This brings us to the third US concern: national security. Underpinning the anger about technology transfer is a belief that American ingenuity will one day be used against American interests.
But this, too, can be addressed. For example, the US could strengthen the review processes carried out by the Committee on Foreign Investment in the US (CFIUS). With more CFIUS input on the types of foreign partnerships and deals that require federal approval, the US could reduce the risks of technological blowback.
As the international order moves from an era of US-led hegemony to one of multipolarity, overlapping spheres of influence will increase the chances of economic and political friction. Global prosperity requires that the multilateral free-trade system be maintained and strengthened, and this can be achieved only if the national security interests of regional powers are assured.
It is therefore important that leaders in the US and China recognise the complexity of their relationship. On issues such as nuclear non-proliferation, the two sides are strategic partners, as Clinton argued. But in other areas, such as research and development, Bush’s “competitor” label is more apt. To bridge this divide and reduce tensions, leaders must build confidence.
For China, this could mean ensuring more reciprocity in its trade and investment relations with the advanced economies, despite its World Trade Organisation status as a developing country. It could also mean offering national treatment (the same registration process as for domestic enterprises) to more foreign firms and easing constraints on foreign acquisitions of Chinese firms, in a way that is consistent with national security.
The US should stop equating strategic competition (often a zero-sum game) with economic competition (which may be zero-sum in the short run, but creates win-win outcomes in the long run). National economic dynamism and resilience emerge from allowing international competition, not from insulating domestic high-tech firms permanently.
The current US-China trade conflict has been decades in the making; rolling it back will require both sides to acknowledge that old ways of thinking about trade have become counterproductive.
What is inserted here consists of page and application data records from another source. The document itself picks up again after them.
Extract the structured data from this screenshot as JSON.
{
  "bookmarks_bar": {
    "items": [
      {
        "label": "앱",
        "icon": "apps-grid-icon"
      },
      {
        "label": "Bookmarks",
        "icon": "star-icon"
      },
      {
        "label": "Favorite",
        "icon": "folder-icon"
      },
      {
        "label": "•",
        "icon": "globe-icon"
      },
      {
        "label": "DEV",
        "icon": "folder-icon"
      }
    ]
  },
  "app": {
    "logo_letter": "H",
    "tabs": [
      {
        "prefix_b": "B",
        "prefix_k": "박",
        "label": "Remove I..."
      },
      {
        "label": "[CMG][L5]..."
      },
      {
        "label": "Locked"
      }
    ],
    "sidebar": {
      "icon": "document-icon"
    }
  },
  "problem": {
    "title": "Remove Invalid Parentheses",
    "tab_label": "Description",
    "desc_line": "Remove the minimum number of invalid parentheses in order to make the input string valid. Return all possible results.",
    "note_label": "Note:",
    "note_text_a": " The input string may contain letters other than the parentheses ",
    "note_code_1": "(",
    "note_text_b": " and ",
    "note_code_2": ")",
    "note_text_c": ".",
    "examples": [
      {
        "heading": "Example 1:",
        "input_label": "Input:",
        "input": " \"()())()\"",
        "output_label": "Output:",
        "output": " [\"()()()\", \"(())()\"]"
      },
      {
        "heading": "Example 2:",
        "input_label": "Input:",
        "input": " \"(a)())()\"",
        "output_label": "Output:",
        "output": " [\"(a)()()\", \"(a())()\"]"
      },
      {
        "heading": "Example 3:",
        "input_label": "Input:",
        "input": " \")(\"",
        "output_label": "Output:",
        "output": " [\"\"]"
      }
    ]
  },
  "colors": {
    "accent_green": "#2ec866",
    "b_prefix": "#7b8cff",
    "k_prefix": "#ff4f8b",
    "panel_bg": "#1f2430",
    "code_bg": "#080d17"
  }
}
Unless both sides start distinguishing between economic and strategic competition, the US-China trade war will not be over by Christmas. — ©Project Syndicate
Wing Thye Woo is a professor at the University of California, Davis, Sunway University in Kuala Lumpur, as well as the Chinese Academy of Social Sciences in Beijing